15. It would be noticed that what a party is not entitled to do before the Tribunal, without first obtaining the leave of the Tribunal, is to urge a ground which it had not mentioned in the grounds of appeal, or to lead additional evidence, either documentary or oral or by way of filing affidavits. Turning to the facts of the present case, it is not that the appellant had not raised this ground in the memorandum of appeals for all the three years. In the statement of the case the Tribunal has stated that such a ground was raised. The reason which the Tribunal has given is that this ground was not urged before the Income-tax Officer or the Appellate Assistant Commissioner, but was urged for the first time before the Tribunal. The other reason given is that facts relevant for consideration of the contention will have to be investigated. We do not find anything either in the section or in the Rules prescribed by the Tribunal itself for regulating its procedure which prevents a party from taking a ground in the memorandum of appeal before the Tribunal which it had not urged before either the Income-tax Officer or the Appellate Assistant Commissioner. We also do not find anything in the Act or the rules which prohibits a party from raising a ground in the memorandum of appeal, which may require the Tribunal to investigate into questions of fact, provided of course that the appellant in so doing has not asked for permission to lead additional evidence in support of the ground raised by him in his memorandum of appeal. We have already stated that the assessee was asking the Tribunal to consider the case which it had pleaded right from the beginning. The assessee was not asking the Tribunal any permission to lead additional evidence. On the other hand, as stated by Mr. Mehta before us, the request made was that the Tribunal should consider the case, which the assessee had pleaded, on the material already before it. That being the position, in our opinion, the Tribunal, which is a court of fact also, was not justified in not considering the case of the assessee under section 12(3) of the Act on the material that was already on the record.

16. Our answer to the first question, therefore, is in the affirmative, and this brings us to the next question.

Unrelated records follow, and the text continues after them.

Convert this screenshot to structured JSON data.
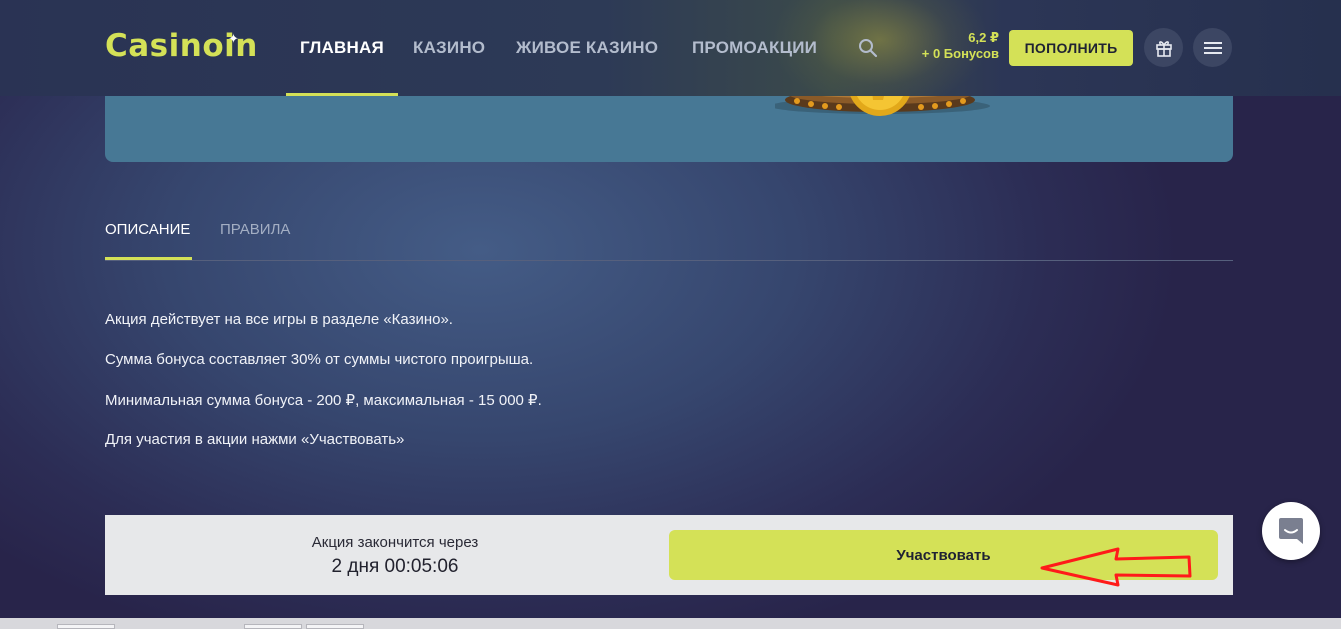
{
  "header": {
    "logo": "Casinoin",
    "nav": [
      {
        "label": "ГЛАВНАЯ",
        "active": true
      },
      {
        "label": "КАЗИНО",
        "active": false
      },
      {
        "label": "ЖИВОЕ КАЗИНО",
        "active": false
      },
      {
        "label": "ПРОМОАКЦИИ",
        "active": false
      }
    ],
    "balance": "6,2 ₽",
    "bonus": "+ 0 Бонусов",
    "topup_label": "ПОПОЛНИТЬ",
    "icons": [
      "search-icon",
      "gift-icon",
      "menu-icon"
    ],
    "accent_color": "#d4e157"
  },
  "tabs": [
    {
      "label": "ОПИСАНИЕ",
      "active": true
    },
    {
      "label": "ПРАВИЛА",
      "active": false
    }
  ],
  "description": [
    "Акция действует на все игры в разделе «Казино».",
    "Сумма бонуса составляет 30% от суммы чистого проигрыша.",
    "Минимальная сумма бонуса - 200 ₽, максимальная - 15 000 ₽.",
    "Для участия в акции нажми «Участвовать»"
  ],
  "footer": {
    "ends_label": "Акция закончится через",
    "ends_value": "2 дня 00:05:06",
    "participate_label": "Участвовать"
  },
  "chat": {
    "icon": "chat-icon"
  },
  "annotation": {
    "color": "#ff1a1a",
    "icon": "red-arrow-annotation"
  }
}
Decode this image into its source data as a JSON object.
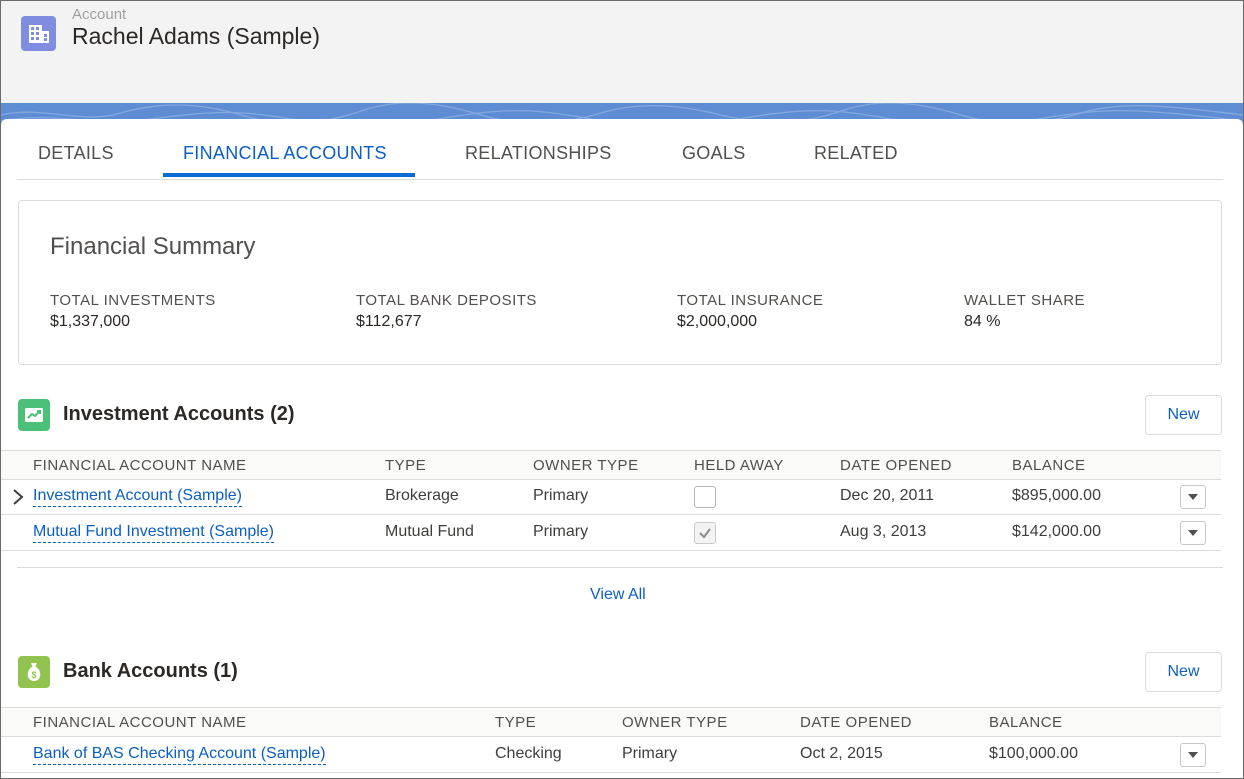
{
  "header": {
    "eyebrow": "Account",
    "title": "Rachel Adams (Sample)",
    "icon": "building-icon"
  },
  "tabs": [
    {
      "label": "DETAILS",
      "active": false
    },
    {
      "label": "FINANCIAL ACCOUNTS",
      "active": true
    },
    {
      "label": "RELATIONSHIPS",
      "active": false
    },
    {
      "label": "GOALS",
      "active": false
    },
    {
      "label": "RELATED",
      "active": false
    }
  ],
  "summary": {
    "title": "Financial Summary",
    "metrics": [
      {
        "label": "TOTAL INVESTMENTS",
        "value": "$1,337,000"
      },
      {
        "label": "TOTAL BANK DEPOSITS",
        "value": "$112,677"
      },
      {
        "label": "TOTAL INSURANCE",
        "value": "$2,000,000"
      },
      {
        "label": "WALLET SHARE",
        "value": "84 %"
      }
    ]
  },
  "investments": {
    "title": "Investment Accounts (2)",
    "icon": "trend-up-icon",
    "icon_color": "#4bc076",
    "new_label": "New",
    "columns": [
      "FINANCIAL ACCOUNT NAME",
      "TYPE",
      "OWNER TYPE",
      "HELD AWAY",
      "DATE OPENED",
      "BALANCE"
    ],
    "rows": [
      {
        "name": "Investment Account (Sample)",
        "type": "Brokerage",
        "owner": "Primary",
        "held_away": false,
        "date": "Dec 20, 2011",
        "balance": "$895,000.00"
      },
      {
        "name": "Mutual Fund Investment (Sample)",
        "type": "Mutual Fund",
        "owner": "Primary",
        "held_away": true,
        "date": "Aug 3, 2013",
        "balance": "$142,000.00"
      }
    ],
    "view_all": "View All"
  },
  "bank": {
    "title": "Bank Accounts (1)",
    "icon": "money-bag-icon",
    "icon_color": "#91c44f",
    "new_label": "New",
    "columns": [
      "FINANCIAL ACCOUNT NAME",
      "TYPE",
      "OWNER TYPE",
      "DATE OPENED",
      "BALANCE"
    ],
    "rows": [
      {
        "name": "Bank of BAS Checking Account (Sample)",
        "type": "Checking",
        "owner": "Primary",
        "date": "Oct 2, 2015",
        "balance": "$100,000.00"
      }
    ]
  },
  "colors": {
    "brand_link": "#0b5fc4",
    "tab_underline": "#0b6bd6",
    "band": "#5f8dd3",
    "header_icon": "#7f8de1"
  }
}
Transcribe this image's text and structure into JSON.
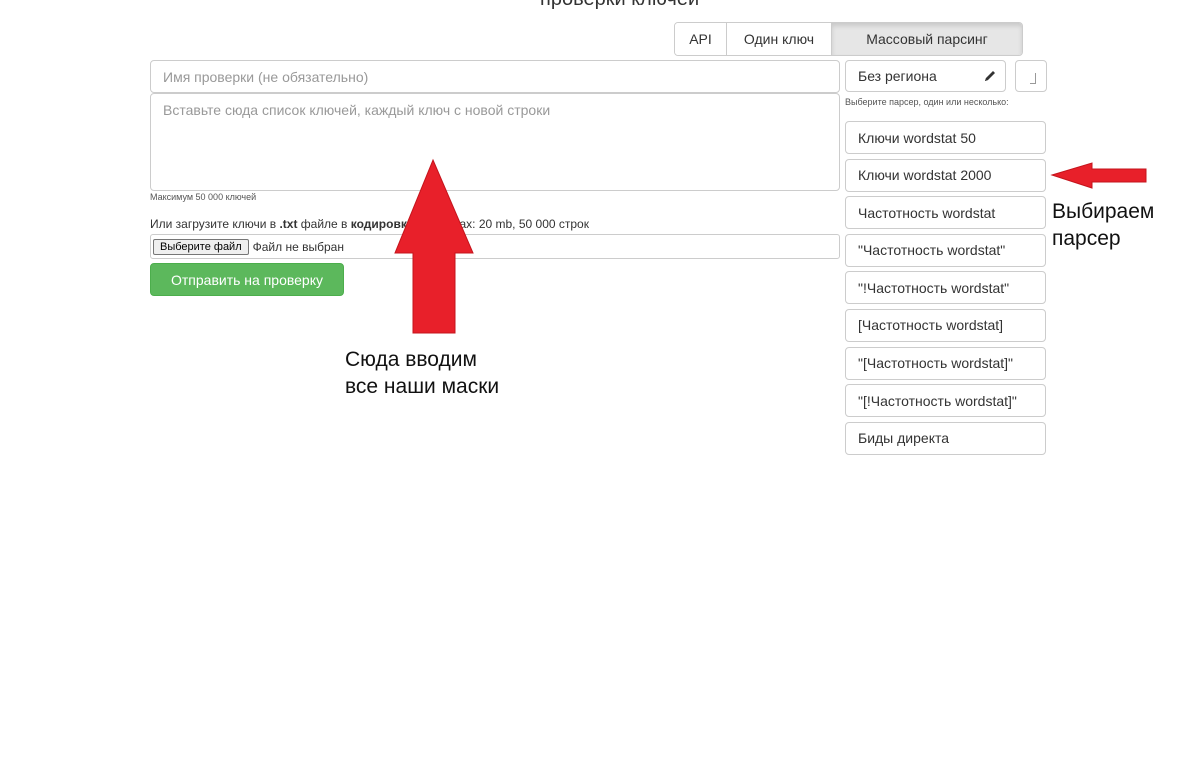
{
  "page": {
    "top_title": "проверки ключей"
  },
  "tabs": [
    {
      "label": "API"
    },
    {
      "label": "Один ключ"
    },
    {
      "label": "Массовый парсинг"
    }
  ],
  "form": {
    "name_placeholder": "Имя проверки (не обязательно)",
    "keys_placeholder": "Вставьте сюда список ключей, каждый ключ с новой строки",
    "max_note": "Максимум 50 000 ключей",
    "upload_prefix": "Или загрузите ключи в ",
    "upload_ext": ".txt",
    "upload_middle": " файле в ",
    "upload_encoding_label": "кодировке utf-8",
    "upload_suffix": ", max: 20 mb, 50 000 строк",
    "file_button": "Выберите файл",
    "file_status": "Файл не выбран",
    "submit": "Отправить на проверку"
  },
  "region": {
    "value": "Без региона"
  },
  "parser_hint": "Выберите парсер, один или несколько:",
  "parsers": [
    {
      "label": "Ключи wordstat 50"
    },
    {
      "label": "Ключи wordstat 2000"
    },
    {
      "label": "Частотность wordstat"
    },
    {
      "label": "\"Частотность wordstat\""
    },
    {
      "label": "\"!Частотность wordstat\""
    },
    {
      "label": "[Частотность wordstat]"
    },
    {
      "label": "\"[Частотность wordstat]\""
    },
    {
      "label": "\"[!Частотность wordstat]\""
    },
    {
      "label": "Биды директа"
    }
  ],
  "annotations": {
    "left_line1": "Сюда вводим",
    "left_line2": "все наши маски",
    "right_line1": "Выбираем",
    "right_line2": "парсер"
  },
  "colors": {
    "submit_bg": "#5cb85c",
    "arrow": "#e8202a"
  }
}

17. The Tribunal in its statement of the case has pointed out, and in our opinion rightly, that the question as framed assumes a fact, namely, that the machinery has been purchased by the assessee from the L. R. E. Works. That mistake must have crept in through inadvertence. However, it is not necessary for the purpose of this reference to amend the question and proceed to consider it. It has been stated at the Bar by counsel for the parties that, in view of our answer to the first question, this question should be left to the Tribunal to decide on the material before it. In view of this statement made at the Bar, it is not necessary to proceed to consider this question. It is, therefore, not necessary to answer the question. The Tribunal will consider it on the material before it.

18. In the result, we answer the first question in the affirmative. The Commissioner shall pay the costs of the assessee. The assessee shall pay to the department the costs of the notice of motion.

19. First question answered in the affirmative.


Save Judgments// Add Notes // Store Search Result sets // Organizer Client Files //